What is on the horizon for labor and employment policy in 2016, the last year of the Obama administration when the president will seek to cement his legacy, and a national election year when the White House and control of both houses of Congress are at stake? To take majority control of the U.S. Senate, Democrats need only pick up five seats (four, if a Democrat wins the White House and the vice president casts a tie-breaking vote in the Senate). In the House of Representatives, Democrats need a pick-up of 30 seats to take control; such a "wave" election is less likely, but not outside the realm of possibility, given widespread voter dissatisfaction with Congress.

The presidential and congressional campaigns will assure full debate on workplace issues such as wage inequality, minimum wage and overtime pay, gender equality, paid family and medical leave, independent contractor status, shared control over worker schedules, and a variety of labor law "reforms," which will be debated from the perspectives of either organized labor or business. However, Congress is unlikely to act on passing legislation addressing any of the aforesaid issues, though they will be hotly debated both on the floor and on the campaign trail. Once again, the real focus on these and other workplace issues will be through executive orders and federal regulations, as well as state actions.

President Obama has indicated that he intends to push for nearly 4,000 new federal regulations during the last year of his presidency. A number of those new regulations will cover labor and employment issues. The Congressional Review Act (CRA) authorizes Congressional consideration of new federal regulations within 60 legislative days of their promulgation. Of course, President Obama can veto a Resolution of Disapproval blocking a regulation, as he did in vetoing the resolution blocking enforcement of the National Labor Relations Board’s (NLRB) "ambush election" rules last year. The Obama administration will rush to have the new regulations signed by May 17, 2016, to avoid having a newly-elected president act on a CRA resolution.

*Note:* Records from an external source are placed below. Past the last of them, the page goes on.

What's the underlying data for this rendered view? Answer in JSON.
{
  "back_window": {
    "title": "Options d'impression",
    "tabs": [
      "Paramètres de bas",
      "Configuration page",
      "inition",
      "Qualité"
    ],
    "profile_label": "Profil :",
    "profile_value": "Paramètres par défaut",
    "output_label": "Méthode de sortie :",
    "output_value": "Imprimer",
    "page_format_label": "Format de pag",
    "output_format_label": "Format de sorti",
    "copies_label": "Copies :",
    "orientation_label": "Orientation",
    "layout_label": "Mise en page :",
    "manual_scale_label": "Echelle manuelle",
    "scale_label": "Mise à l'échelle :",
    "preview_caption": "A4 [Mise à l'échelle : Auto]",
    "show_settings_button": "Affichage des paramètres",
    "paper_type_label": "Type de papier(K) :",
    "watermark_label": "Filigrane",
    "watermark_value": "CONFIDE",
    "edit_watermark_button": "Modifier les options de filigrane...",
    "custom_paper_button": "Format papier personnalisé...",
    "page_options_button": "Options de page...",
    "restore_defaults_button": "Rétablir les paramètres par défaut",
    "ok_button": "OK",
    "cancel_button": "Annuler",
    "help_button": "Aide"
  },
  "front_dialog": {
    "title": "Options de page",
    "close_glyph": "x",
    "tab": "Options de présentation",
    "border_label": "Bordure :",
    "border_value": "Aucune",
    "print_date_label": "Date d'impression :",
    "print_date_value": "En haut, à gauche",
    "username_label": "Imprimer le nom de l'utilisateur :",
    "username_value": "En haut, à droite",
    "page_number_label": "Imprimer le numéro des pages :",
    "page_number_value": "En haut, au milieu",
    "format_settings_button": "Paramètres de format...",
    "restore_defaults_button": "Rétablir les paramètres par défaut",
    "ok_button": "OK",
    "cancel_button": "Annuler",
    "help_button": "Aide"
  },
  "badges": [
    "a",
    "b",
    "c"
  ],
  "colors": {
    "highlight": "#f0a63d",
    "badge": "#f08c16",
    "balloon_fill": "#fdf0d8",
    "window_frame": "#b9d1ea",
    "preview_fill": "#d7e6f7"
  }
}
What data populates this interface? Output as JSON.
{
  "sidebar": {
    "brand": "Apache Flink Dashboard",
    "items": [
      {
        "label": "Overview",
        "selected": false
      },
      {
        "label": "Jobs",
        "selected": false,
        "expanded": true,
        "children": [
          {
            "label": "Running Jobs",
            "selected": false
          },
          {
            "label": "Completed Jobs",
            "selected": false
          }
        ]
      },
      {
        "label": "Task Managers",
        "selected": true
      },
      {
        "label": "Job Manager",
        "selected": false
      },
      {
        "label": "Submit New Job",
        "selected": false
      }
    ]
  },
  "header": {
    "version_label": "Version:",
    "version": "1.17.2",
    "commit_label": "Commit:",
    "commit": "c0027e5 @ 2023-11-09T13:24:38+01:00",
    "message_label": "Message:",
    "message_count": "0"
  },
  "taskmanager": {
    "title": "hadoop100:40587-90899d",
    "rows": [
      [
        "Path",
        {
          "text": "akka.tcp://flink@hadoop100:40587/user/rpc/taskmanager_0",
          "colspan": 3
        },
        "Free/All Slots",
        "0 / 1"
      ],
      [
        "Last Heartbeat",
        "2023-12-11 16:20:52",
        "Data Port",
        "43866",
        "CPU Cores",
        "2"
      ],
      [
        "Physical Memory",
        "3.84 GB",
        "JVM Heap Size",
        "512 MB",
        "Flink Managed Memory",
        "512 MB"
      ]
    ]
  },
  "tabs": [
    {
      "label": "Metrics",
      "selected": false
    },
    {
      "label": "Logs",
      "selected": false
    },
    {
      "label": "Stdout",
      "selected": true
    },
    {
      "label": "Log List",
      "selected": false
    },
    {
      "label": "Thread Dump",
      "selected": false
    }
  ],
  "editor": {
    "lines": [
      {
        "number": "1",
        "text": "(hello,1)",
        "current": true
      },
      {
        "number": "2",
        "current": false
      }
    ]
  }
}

One of the most consequential issues for organized labor in 2016 will be decided by the Supreme Court of the United States, which heard argument this week in Friedrichs v. California Teachers Association, a case which will determine whether "fair share" payments to public sector unions that workers must make—whether or not they join a union—are a violation of free speech. If the Court decides that such forced payments are an unconstitutional deprivation of free speech, not simply when the money is used for non-collective bargaining and contract administration, but for any purpose, the result could send labor unions into a tailspin and change the political landscape.

Also, 2016 could bring new state right-to-work laws, especially in West Virginia. The next state to enact right-to-work legislation will bring the number of right-to-work states to 26—the most recent being Michigan and Wisconsin.

One of the most contentious issues in Congress and on the campaign trail will be trade policy, with the debate over labor and employment standards in the massive Trans-Pacific Partnership (TPP) trade agreement, which organized labor and environmental groups believe will depress wages and cause jobs to be shipped to countries with lower labor and environmental standards. Although Congress could vote on the measure as early as February 4, it's more likely that the vote will be postponed until after the 2016 elections.

The following are other labor and employment issues that could see final action in 2016 or early 2017:

The NLRB also bears watching for decisions expanding joint-employer standards (including joint unfair labor practice liability and bargaining obligations for franchise operations). In 2016, the Board is likely to restore its Alan Ritcheydecision which held that a newly-organized employer must notify and bargain with a union before employee disciplinary action is taken, even before a first contract is negotiated. It is also awaiting the right case to overturn its longstanding precedent in Cudahy and require disclosure of confidential bargaining table advice in order to prove Section 8(a)(5) charges of failure to bargain in good faith.

Of course, the Board can be expected to continue parsing workplace handbooks, conduct rules, and social media policies for evidence of potential violations of protected concerted activity under the Board's Lutheran Heritage Villagestandard regarding workplace policies that might "chill" Section 7 employee rights. Also, expect the Board to continue expanding its application of its decision in Specialty Healthcare on "micro" bargaining units, its ban on class and collective action waivers in mandatory arbitration agreements under D.R. Horton and Murphy Oil (despite having been rejected by numerous federal and state courts), and its expansion of Board jurisdiction over graduate school teaching assistants as "employees" under the Act. At the state and local levels, watch for organized labor to continue pressing for a $15 minimum wage, paid family and medical leave, and other initiatives they cannot legislatively achieve in Congress. Unions will continue to battle against right-to-work legislation in West Virginia and Missouri.

Conclusion

As a by-product of divided government and the pending national elections, 2016 will be a year in which Congress discusses, but does not enact, major legislation in the labor and employment field. The momentum will continue at the federal and state regulatory levels, with the federal courts reviewing the actions taken.